Shilpa Kadam, Ph.D.

Shilpa Kadam
Shilpa Kadam
Research Scientist and Director of the Mouse In-Vivo Electrophysiology Laboratory, Kennedy Krieger Institute

Kennedy Krieger Institute
716 N. Broadway
Baltimore, MD 21205
Phone: (443) 923-2688

Dr. Shilpa Kadam is a research scientist at the Hugo W. Moser Research Institute at Kennedy Krieger. She is an assistant professor of neurology at the Kennedy Krieger Institute and Johns Hopkins University School of Medicine. She is also the director of the mouse in-vivo electrophysiology laboratory at the Kennedy Krieger Institute.

Biographical Sketch:

Shilpa Kadam graduated with her diploma in alternative medicine and completed her internship at Sanjeevan General Hospital in Pune, India. After graduation, she trained/worked as a medical officer at the Pune Institute of Neurology in the intensive care and high dependency units. She completed her doctoral degree in the United States in the field epilepsy research in the lab of Dr. F. E. Dudek (University of Utah School of Medicine), in 2006. She did her post-doctoral fellowship training in the Department of Neurology at the Johns Hopkins University School of Medicine. In 2008, she joined the faculty of the Neurology Department.

Research Summary:

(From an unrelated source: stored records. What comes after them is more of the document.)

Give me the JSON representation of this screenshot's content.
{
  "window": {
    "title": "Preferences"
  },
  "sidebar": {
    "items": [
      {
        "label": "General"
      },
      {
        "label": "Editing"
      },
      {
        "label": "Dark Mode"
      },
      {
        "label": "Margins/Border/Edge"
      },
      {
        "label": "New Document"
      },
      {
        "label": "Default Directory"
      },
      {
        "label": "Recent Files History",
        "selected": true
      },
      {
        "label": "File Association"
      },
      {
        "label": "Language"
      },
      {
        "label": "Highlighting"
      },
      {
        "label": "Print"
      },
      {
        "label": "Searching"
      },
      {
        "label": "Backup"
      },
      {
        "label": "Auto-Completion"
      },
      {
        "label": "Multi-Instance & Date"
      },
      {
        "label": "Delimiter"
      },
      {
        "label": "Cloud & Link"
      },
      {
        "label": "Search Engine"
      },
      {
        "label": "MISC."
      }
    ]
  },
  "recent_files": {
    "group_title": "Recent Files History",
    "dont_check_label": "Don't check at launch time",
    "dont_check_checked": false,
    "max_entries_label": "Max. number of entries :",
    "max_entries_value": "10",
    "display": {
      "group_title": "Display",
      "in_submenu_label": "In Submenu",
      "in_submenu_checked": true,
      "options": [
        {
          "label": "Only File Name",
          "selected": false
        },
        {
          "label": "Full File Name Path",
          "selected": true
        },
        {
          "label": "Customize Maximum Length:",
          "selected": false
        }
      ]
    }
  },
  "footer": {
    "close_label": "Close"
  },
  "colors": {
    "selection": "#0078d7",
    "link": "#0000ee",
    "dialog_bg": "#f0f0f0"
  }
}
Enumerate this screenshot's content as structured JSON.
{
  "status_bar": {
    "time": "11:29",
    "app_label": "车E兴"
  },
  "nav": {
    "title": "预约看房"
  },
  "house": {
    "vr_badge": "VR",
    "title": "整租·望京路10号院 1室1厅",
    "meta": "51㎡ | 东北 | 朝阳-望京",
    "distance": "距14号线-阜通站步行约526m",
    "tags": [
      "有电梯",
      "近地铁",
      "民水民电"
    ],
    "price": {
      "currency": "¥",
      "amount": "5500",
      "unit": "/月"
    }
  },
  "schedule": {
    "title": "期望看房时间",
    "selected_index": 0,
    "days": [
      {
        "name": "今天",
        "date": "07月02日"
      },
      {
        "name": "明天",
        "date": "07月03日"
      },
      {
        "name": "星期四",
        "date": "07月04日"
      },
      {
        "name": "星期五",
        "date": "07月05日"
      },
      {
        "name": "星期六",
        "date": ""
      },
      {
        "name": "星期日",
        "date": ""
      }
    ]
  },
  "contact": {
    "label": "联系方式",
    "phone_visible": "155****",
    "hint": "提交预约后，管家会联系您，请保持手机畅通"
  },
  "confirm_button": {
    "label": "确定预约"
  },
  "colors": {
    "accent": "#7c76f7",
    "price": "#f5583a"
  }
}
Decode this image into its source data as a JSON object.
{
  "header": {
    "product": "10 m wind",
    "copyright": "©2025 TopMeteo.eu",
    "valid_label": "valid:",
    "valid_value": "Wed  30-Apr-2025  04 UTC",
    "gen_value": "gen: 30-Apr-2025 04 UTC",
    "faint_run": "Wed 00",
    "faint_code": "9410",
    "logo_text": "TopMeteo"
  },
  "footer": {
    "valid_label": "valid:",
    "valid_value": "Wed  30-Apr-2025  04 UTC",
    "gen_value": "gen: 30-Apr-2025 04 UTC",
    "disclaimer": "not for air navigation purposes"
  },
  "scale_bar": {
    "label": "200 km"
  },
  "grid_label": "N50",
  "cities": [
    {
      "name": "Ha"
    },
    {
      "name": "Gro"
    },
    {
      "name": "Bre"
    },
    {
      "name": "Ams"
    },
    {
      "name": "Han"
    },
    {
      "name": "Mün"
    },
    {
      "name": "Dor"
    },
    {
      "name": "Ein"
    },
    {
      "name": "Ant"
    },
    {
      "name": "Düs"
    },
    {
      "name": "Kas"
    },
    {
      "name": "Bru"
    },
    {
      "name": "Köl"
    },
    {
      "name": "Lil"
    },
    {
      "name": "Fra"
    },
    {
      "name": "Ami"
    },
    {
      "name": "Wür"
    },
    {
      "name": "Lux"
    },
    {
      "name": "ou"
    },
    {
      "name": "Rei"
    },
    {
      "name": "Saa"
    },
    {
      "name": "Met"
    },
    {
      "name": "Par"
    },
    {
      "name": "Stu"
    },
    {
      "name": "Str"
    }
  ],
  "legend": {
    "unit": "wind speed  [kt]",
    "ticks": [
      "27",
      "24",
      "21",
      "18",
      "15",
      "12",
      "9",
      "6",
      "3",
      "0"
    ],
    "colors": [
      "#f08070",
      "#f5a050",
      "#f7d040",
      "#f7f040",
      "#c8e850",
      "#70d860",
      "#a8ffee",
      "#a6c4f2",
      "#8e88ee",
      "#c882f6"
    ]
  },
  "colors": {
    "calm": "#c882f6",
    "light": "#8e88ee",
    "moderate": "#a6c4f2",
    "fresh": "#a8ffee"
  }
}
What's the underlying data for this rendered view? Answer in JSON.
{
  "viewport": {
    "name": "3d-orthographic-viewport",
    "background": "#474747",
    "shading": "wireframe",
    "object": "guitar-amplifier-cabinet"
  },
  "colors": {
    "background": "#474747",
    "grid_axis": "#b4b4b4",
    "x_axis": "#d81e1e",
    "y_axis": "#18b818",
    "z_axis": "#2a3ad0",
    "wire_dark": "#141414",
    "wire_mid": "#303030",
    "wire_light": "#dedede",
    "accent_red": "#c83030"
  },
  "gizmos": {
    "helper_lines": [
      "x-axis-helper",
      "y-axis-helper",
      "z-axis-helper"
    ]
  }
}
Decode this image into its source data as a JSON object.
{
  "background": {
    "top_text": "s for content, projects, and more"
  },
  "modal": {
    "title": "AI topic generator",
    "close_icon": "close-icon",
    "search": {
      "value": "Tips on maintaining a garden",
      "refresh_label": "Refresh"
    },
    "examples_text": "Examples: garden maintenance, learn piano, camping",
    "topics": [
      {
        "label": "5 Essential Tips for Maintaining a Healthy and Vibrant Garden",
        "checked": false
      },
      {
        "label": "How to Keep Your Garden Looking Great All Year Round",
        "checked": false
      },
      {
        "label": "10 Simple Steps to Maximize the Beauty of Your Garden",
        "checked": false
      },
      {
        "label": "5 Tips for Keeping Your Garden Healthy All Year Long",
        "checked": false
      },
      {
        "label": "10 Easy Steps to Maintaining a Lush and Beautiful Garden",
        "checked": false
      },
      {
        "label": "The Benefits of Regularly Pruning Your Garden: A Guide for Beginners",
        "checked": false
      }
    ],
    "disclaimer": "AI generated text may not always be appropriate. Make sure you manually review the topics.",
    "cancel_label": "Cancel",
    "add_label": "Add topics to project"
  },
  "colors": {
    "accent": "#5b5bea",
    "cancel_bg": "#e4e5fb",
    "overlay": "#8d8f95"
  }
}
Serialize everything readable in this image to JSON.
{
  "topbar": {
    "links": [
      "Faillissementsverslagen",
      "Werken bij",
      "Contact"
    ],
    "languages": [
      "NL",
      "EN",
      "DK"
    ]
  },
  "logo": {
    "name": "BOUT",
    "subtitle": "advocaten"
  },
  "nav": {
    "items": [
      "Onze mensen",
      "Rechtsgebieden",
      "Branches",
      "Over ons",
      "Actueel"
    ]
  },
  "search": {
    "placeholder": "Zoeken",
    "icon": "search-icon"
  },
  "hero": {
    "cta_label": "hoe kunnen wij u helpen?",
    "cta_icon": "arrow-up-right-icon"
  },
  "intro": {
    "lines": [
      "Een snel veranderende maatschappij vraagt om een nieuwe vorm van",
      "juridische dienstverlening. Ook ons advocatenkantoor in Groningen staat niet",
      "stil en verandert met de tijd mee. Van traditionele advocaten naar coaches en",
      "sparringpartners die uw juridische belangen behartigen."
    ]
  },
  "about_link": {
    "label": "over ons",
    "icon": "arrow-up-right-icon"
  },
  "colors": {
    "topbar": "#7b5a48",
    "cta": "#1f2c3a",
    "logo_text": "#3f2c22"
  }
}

Dr. Kadam's doctoral research involved the study of epileptogenesis using in vivo ECOG monitoring using telemetry and in vitro slice electrophysiology in a rat model of perinatal hypoxia-ischemia. During her fellowship training at Hopkins, she helped complete projects investigating the effect of neonatal stroke in a new mouse model established by the Comi laboratory on endogenous neurogenesis in the neurogenic niches of the sub-granular and sub-ventricular zones in the central nervous system. Using the expertise gained during her pre-doctoral training in the Dudek Lab, she has established a mouse electroencephalogram (EEG) laboratory at the Kennedy Krieger Institute with capabilities of recording chronic and continuous EEGs. Dr. Kadam is interested in investigating epileptogenesis in animal models of developmental disabilities with the goal to test novel therapies. Her current research projects involve characterizing the acute electrographic seizures and investigating the evolution of refractoriness following ischemia in the neonatal period. She is also leading a study investigating the role of MeCP2 in epileptogenesis and activity dependent glutamate homeostasis in-vivo.